Output each entry that follows exactly. Images stay out.
────────────────────────────────────────
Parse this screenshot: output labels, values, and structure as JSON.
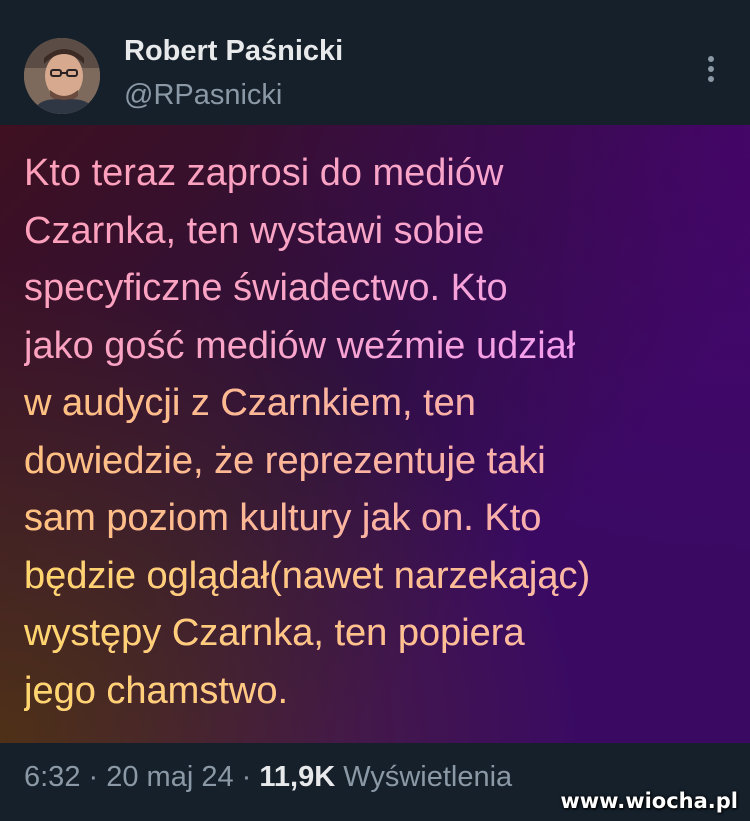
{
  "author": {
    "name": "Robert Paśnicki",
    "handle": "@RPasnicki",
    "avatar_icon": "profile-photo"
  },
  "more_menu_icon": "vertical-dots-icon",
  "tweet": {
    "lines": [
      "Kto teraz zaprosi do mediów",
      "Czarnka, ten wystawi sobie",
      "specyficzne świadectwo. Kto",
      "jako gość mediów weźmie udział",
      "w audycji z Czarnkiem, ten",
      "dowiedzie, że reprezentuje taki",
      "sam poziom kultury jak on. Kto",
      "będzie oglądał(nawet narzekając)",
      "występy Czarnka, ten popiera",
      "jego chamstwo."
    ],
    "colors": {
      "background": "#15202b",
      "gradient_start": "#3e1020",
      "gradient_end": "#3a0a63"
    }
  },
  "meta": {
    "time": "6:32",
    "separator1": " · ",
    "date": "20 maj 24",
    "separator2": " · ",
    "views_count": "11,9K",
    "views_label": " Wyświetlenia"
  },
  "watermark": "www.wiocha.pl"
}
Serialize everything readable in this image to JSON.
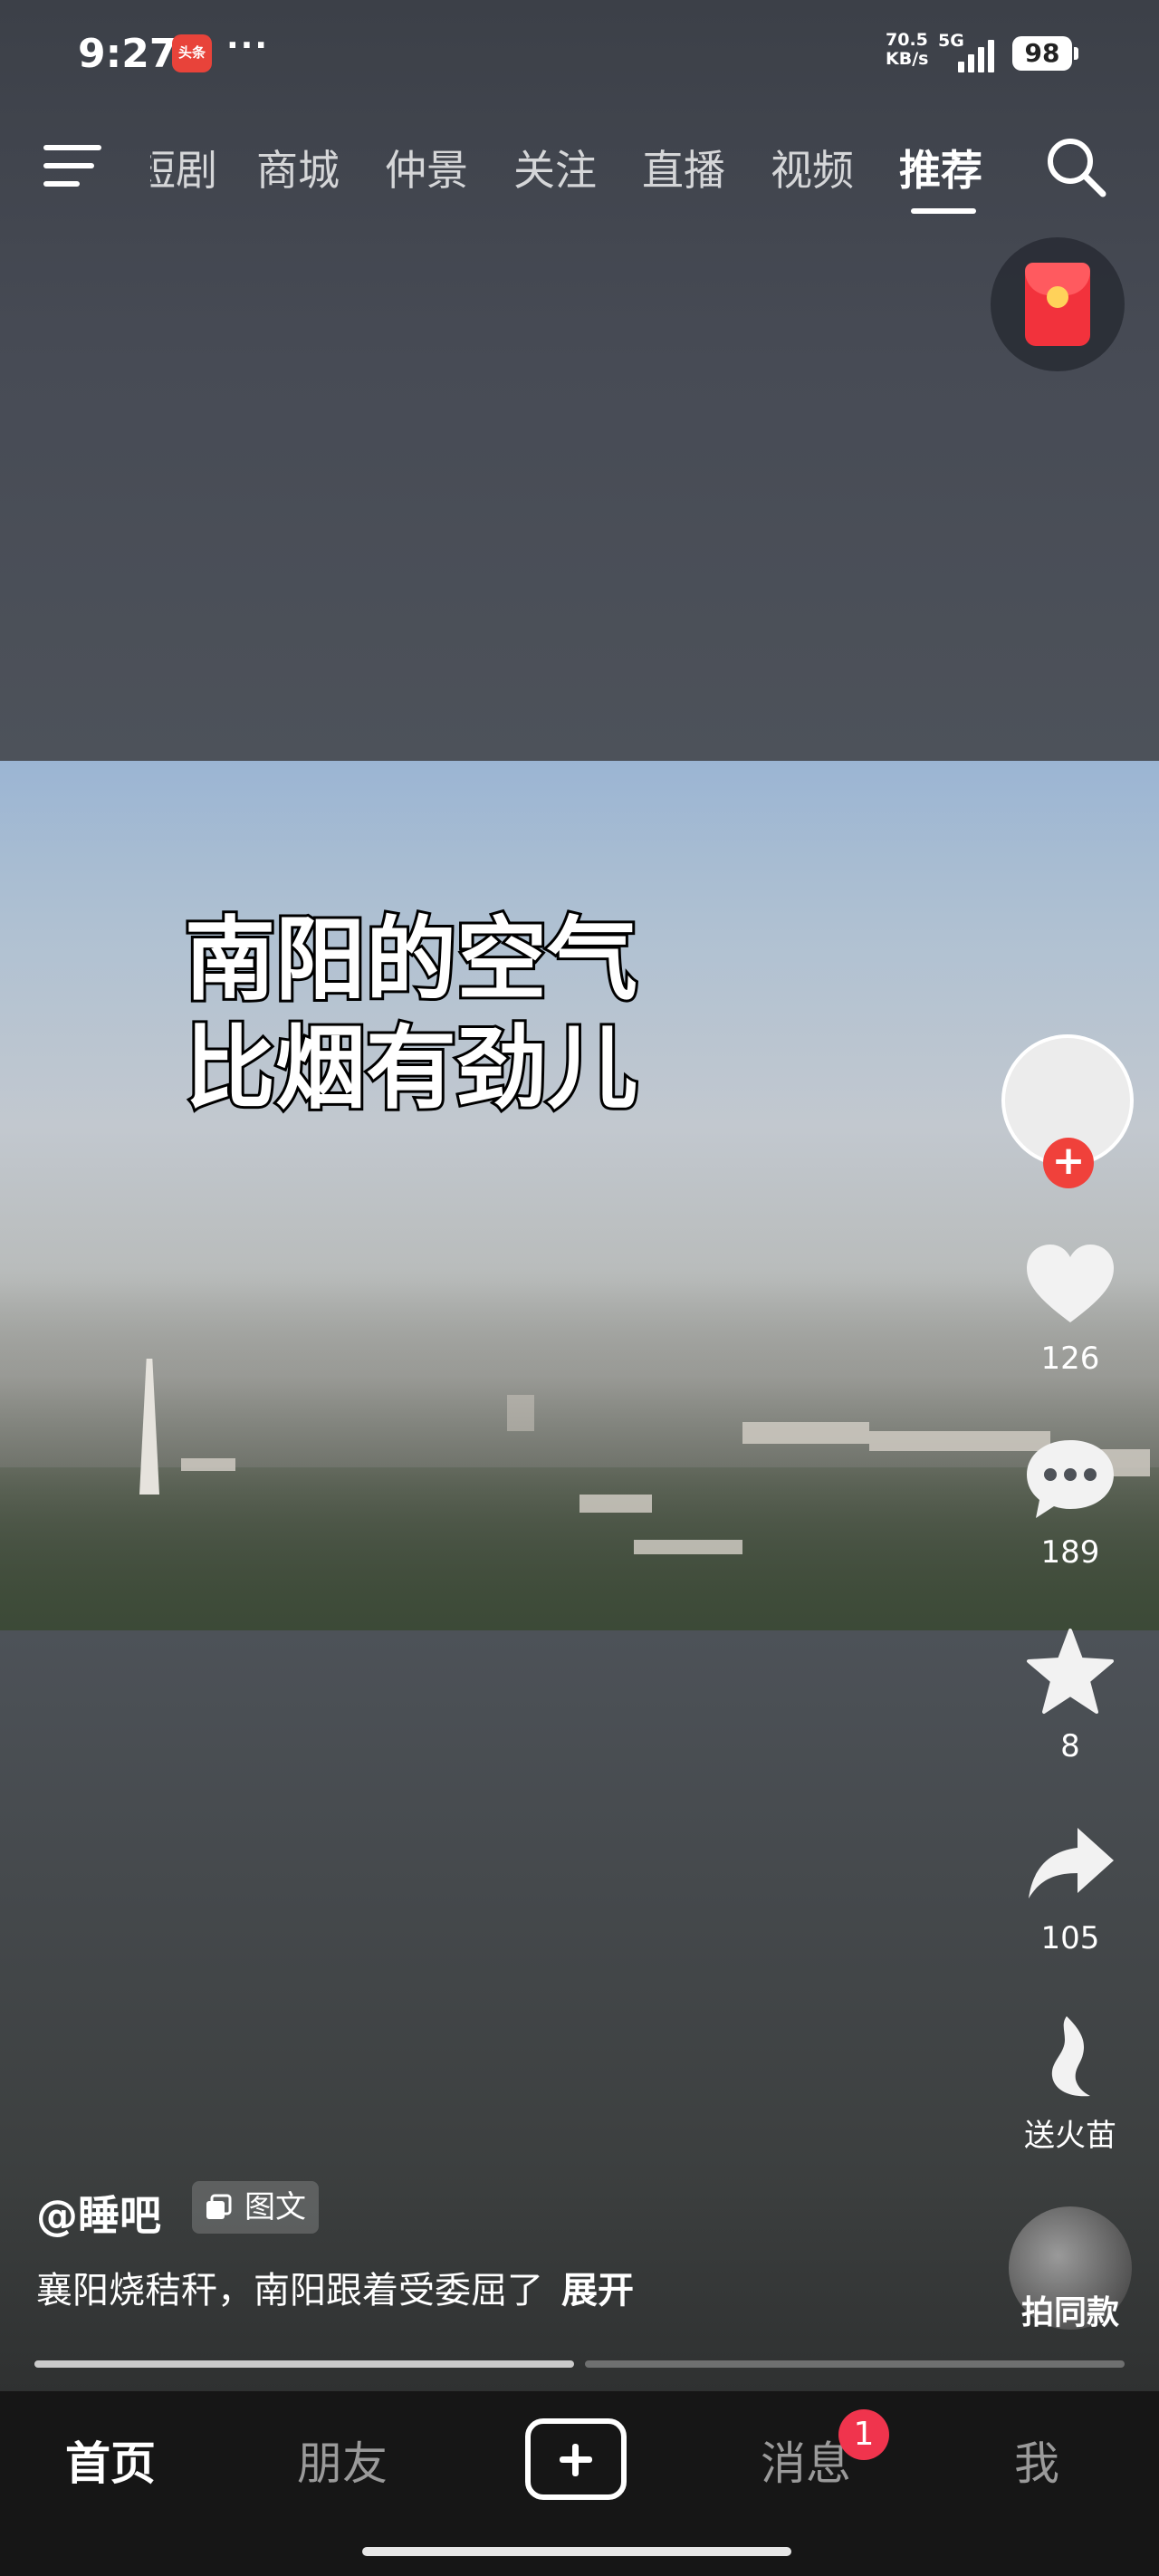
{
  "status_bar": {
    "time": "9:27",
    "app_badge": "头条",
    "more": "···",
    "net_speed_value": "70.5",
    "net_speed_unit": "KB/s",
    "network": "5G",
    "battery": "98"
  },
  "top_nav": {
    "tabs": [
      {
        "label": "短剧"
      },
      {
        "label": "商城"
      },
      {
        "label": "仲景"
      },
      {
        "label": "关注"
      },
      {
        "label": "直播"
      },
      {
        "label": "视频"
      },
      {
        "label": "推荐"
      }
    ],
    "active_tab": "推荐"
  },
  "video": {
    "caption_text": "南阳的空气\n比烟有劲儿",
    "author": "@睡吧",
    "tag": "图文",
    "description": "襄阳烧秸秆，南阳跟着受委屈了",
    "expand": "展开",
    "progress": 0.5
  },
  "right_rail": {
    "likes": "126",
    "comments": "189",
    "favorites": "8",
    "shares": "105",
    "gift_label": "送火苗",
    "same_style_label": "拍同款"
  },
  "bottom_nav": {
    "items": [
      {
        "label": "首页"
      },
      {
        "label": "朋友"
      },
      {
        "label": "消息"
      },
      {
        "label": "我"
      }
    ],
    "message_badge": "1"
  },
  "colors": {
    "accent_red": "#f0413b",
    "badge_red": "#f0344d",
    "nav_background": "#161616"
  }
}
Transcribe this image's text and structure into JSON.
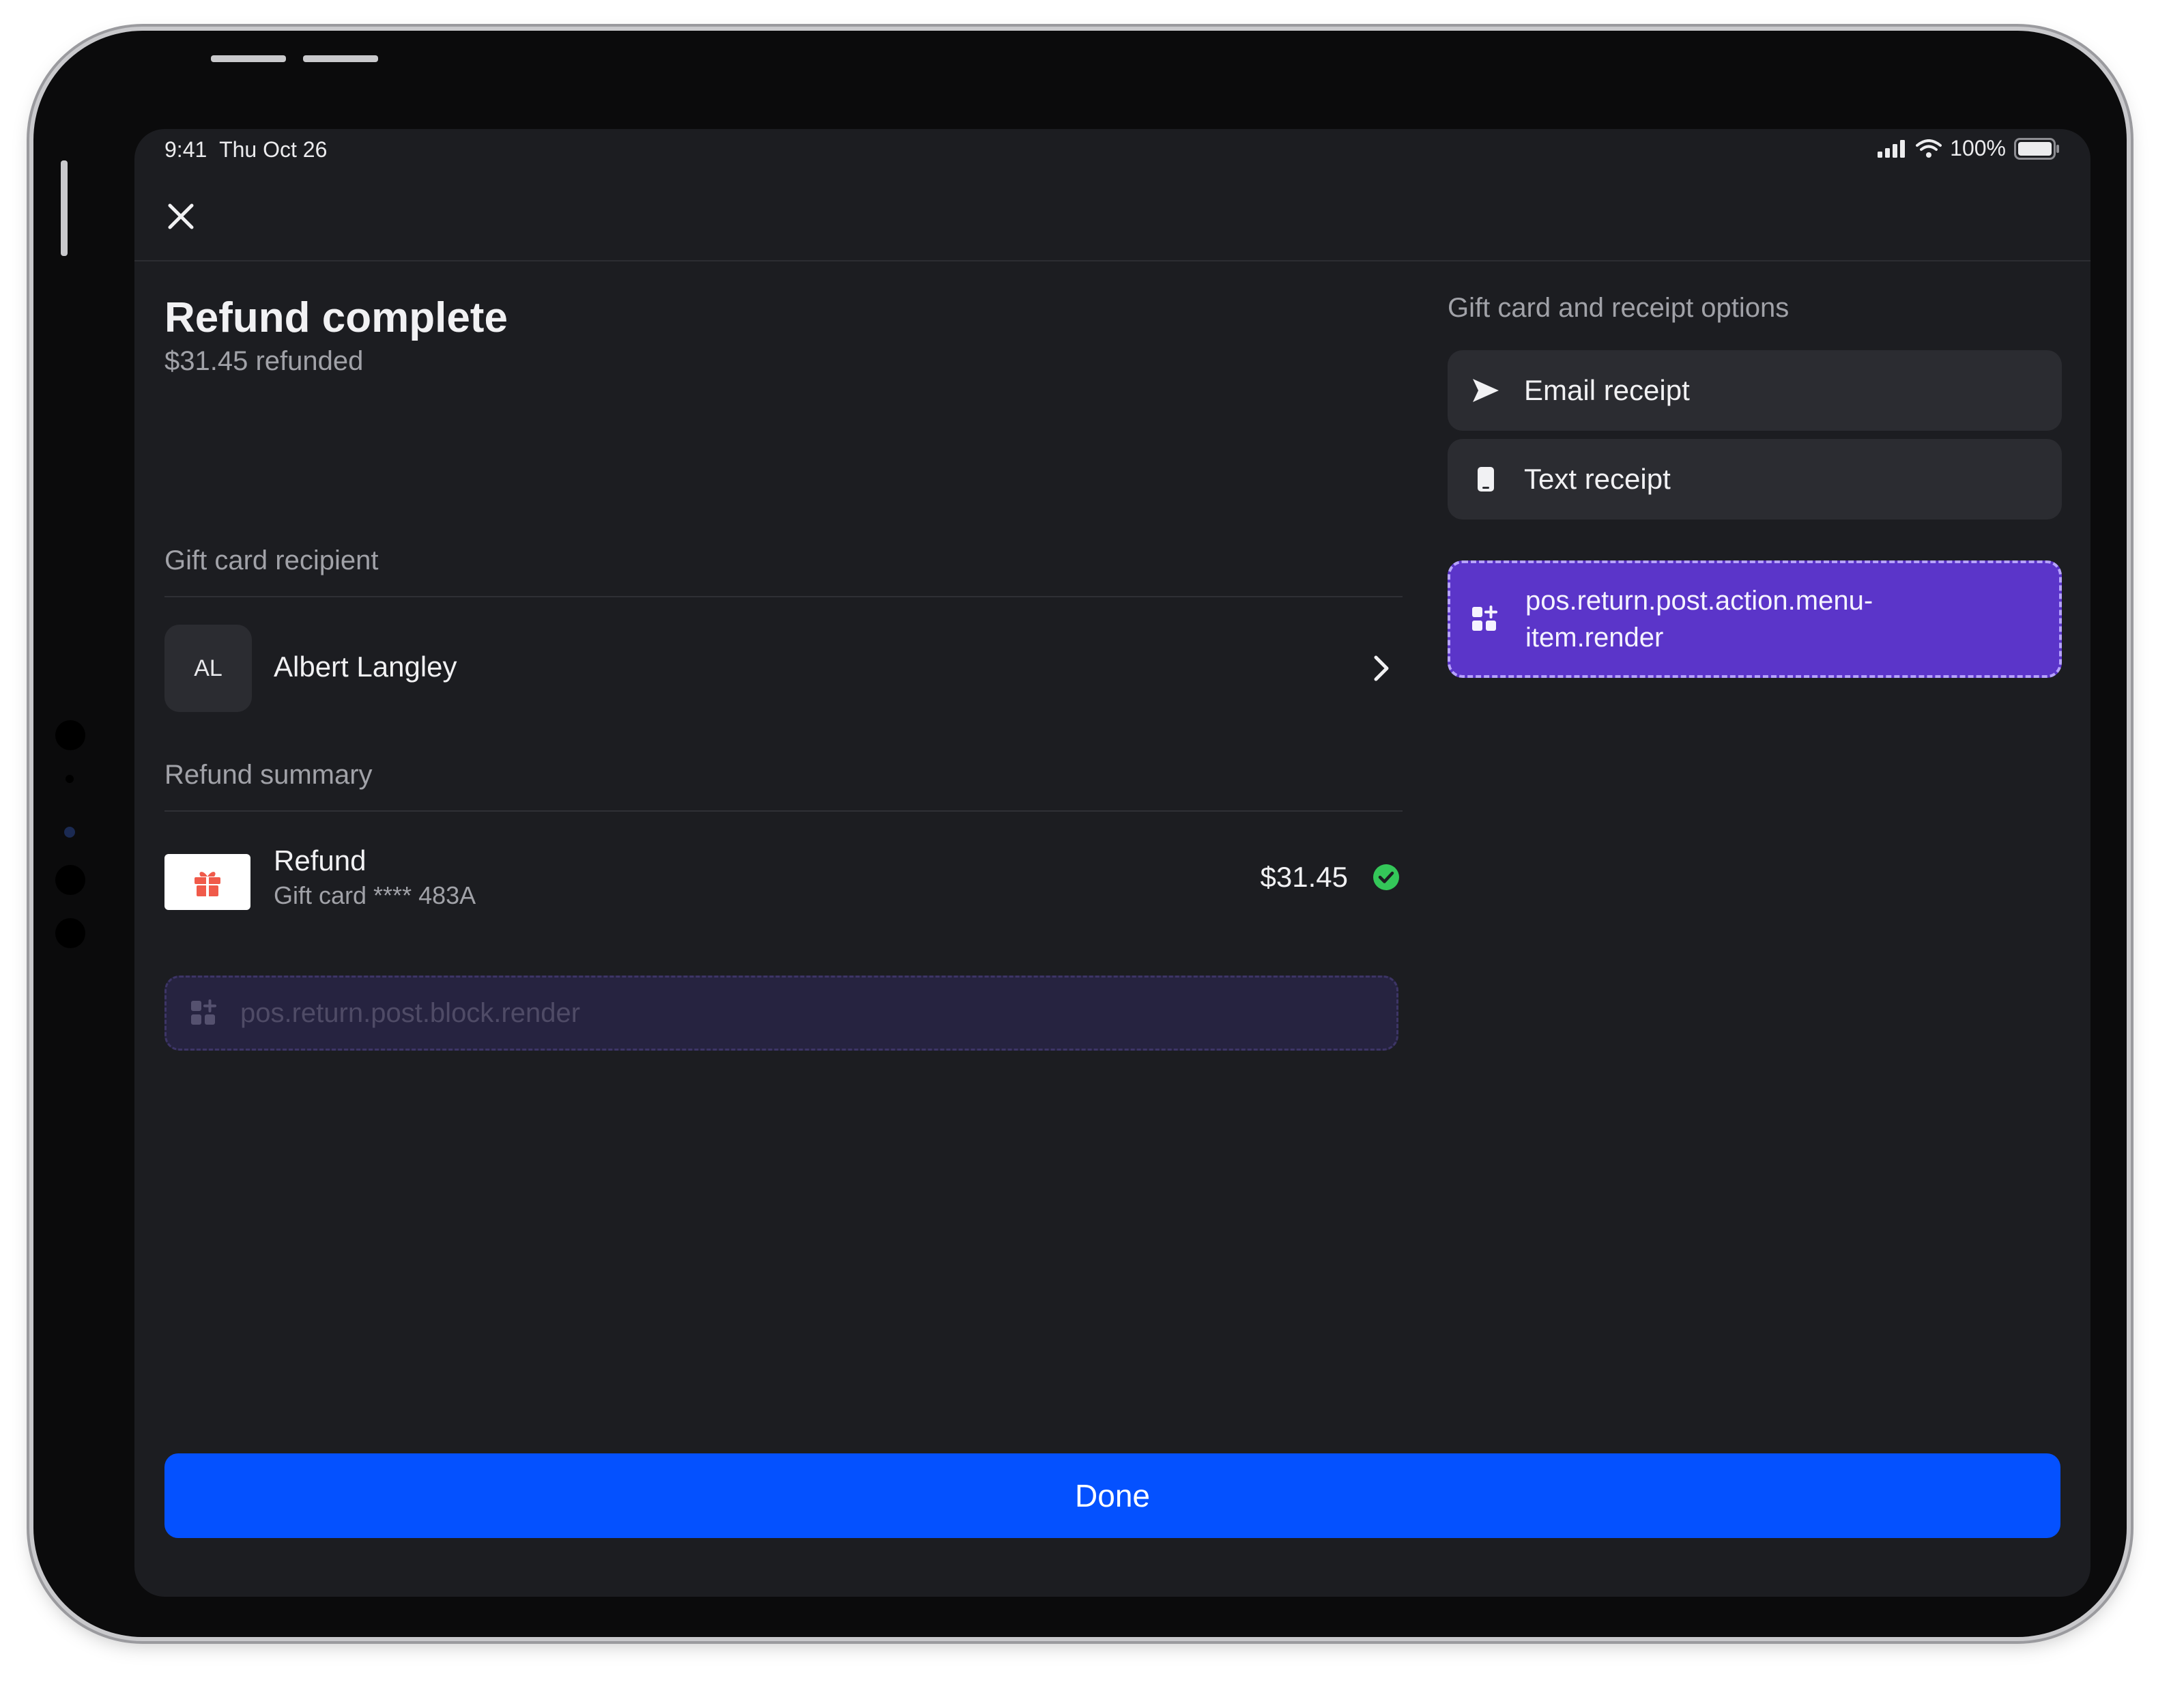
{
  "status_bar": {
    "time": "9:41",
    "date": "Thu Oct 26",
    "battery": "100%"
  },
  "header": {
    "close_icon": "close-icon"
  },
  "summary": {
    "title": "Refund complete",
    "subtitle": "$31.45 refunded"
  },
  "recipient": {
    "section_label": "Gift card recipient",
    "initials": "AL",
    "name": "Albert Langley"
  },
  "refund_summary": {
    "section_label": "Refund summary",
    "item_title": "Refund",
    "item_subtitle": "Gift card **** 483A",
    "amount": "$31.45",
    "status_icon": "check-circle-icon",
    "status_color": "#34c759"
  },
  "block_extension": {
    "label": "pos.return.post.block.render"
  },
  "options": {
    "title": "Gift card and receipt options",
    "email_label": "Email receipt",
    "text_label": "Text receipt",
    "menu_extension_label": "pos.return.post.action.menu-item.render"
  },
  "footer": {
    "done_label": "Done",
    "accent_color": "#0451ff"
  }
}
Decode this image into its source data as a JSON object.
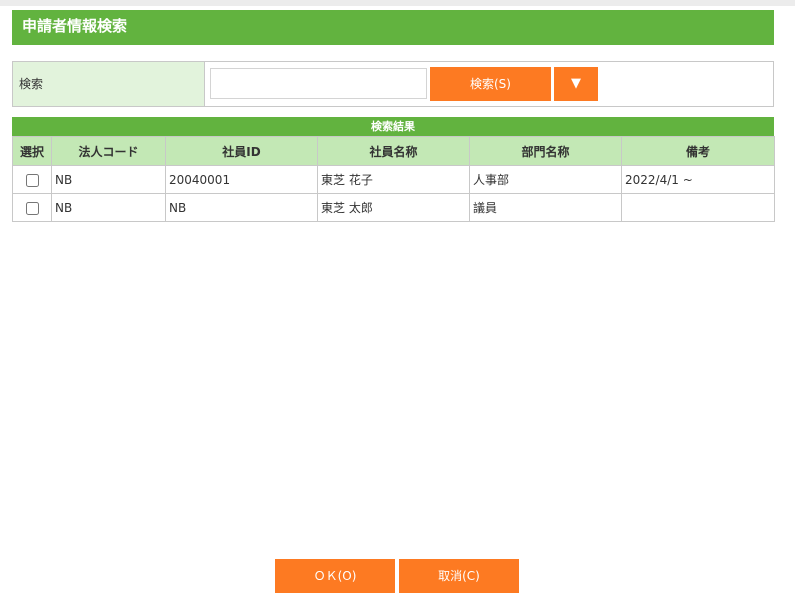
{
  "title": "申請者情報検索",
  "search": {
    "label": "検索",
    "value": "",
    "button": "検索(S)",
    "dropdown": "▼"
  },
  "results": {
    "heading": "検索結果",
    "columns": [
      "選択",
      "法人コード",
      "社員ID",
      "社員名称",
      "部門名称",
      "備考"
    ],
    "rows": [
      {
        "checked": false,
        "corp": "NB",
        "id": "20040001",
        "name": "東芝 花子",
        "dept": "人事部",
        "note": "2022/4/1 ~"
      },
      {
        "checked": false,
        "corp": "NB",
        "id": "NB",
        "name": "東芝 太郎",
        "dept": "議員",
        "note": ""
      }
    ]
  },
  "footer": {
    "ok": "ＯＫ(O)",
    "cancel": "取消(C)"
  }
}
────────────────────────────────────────
▸ Answer to this exercise:
Parse this screenshot: output labels, values, and structure as JSON.
{
  "author": {
    "name": "Robert Paśnicki",
    "handle": "@RPasnicki",
    "avatar_icon": "profile-photo"
  },
  "more_menu_icon": "vertical-dots-icon",
  "tweet": {
    "lines": [
      "Kto teraz zaprosi do mediów",
      "Czarnka, ten wystawi sobie",
      "specyficzne świadectwo. Kto",
      "jako gość mediów weźmie udział",
      "w audycji z Czarnkiem, ten",
      "dowiedzie, że reprezentuje taki",
      "sam poziom kultury jak on. Kto",
      "będzie oglądał(nawet narzekając)",
      "występy Czarnka, ten popiera",
      "jego chamstwo."
    ],
    "colors": {
      "background": "#15202b",
      "gradient_start": "#3e1020",
      "gradient_end": "#3a0a63"
    }
  },
  "meta": {
    "time": "6:32",
    "separator1": " · ",
    "date": "20 maj 24",
    "separator2": " · ",
    "views_count": "11,9K",
    "views_label": " Wyświetlenia"
  },
  "watermark": "www.wiocha.pl"
}
Serialize everything readable in this image to JSON.
{
  "status_bar": {
    "time": "9:27",
    "app_badge": "头条",
    "more": "···",
    "net_speed_value": "70.5",
    "net_speed_unit": "KB/s",
    "network": "5G",
    "battery": "98"
  },
  "top_nav": {
    "tabs": [
      {
        "label": "短剧"
      },
      {
        "label": "商城"
      },
      {
        "label": "仲景"
      },
      {
        "label": "关注"
      },
      {
        "label": "直播"
      },
      {
        "label": "视频"
      },
      {
        "label": "推荐"
      }
    ],
    "active_tab": "推荐"
  },
  "video": {
    "caption_text": "南阳的空气\n比烟有劲儿",
    "author": "@睡吧",
    "tag": "图文",
    "description": "襄阳烧秸秆，南阳跟着受委屈了",
    "expand": "展开",
    "progress": 0.5
  },
  "right_rail": {
    "likes": "126",
    "comments": "189",
    "favorites": "8",
    "shares": "105",
    "gift_label": "送火苗",
    "same_style_label": "拍同款"
  },
  "bottom_nav": {
    "items": [
      {
        "label": "首页"
      },
      {
        "label": "朋友"
      },
      {
        "label": "消息"
      },
      {
        "label": "我"
      }
    ],
    "message_badge": "1"
  },
  "colors": {
    "accent_red": "#f0413b",
    "badge_red": "#f0344d",
    "nav_background": "#161616"
  }
}
Transcribe this image's text and structure into JSON.
{
  "status_bar": {
    "time": "9:41",
    "date": "Thu Oct 26",
    "battery": "100%"
  },
  "header": {
    "close_icon": "close-icon"
  },
  "summary": {
    "title": "Refund complete",
    "subtitle": "$31.45 refunded"
  },
  "recipient": {
    "section_label": "Gift card recipient",
    "initials": "AL",
    "name": "Albert Langley"
  },
  "refund_summary": {
    "section_label": "Refund summary",
    "item_title": "Refund",
    "item_subtitle": "Gift card **** 483A",
    "amount": "$31.45",
    "status_icon": "check-circle-icon",
    "status_color": "#34c759"
  },
  "block_extension": {
    "label": "pos.return.post.block.render"
  },
  "options": {
    "title": "Gift card and receipt options",
    "email_label": "Email receipt",
    "text_label": "Text receipt",
    "menu_extension_label": "pos.return.post.action.menu-item.render"
  },
  "footer": {
    "done_label": "Done",
    "accent_color": "#0451ff"
  }
}
Decode this image into its source data as a JSON object.
{
  "title": "申請者情報検索",
  "search": {
    "label": "検索",
    "value": "",
    "button": "検索(S)",
    "dropdown": "▼"
  },
  "results": {
    "heading": "検索結果",
    "columns": [
      "選択",
      "法人コード",
      "社員ID",
      "社員名称",
      "部門名称",
      "備考"
    ],
    "rows": [
      {
        "checked": false,
        "corp": "NB",
        "id": "20040001",
        "name": "東芝 花子",
        "dept": "人事部",
        "note": "2022/4/1 ~"
      },
      {
        "checked": false,
        "corp": "NB",
        "id": "NB",
        "name": "東芝 太郎",
        "dept": "議員",
        "note": ""
      }
    ]
  },
  "footer": {
    "ok": "ＯＫ(O)",
    "cancel": "取消(C)"
  }
}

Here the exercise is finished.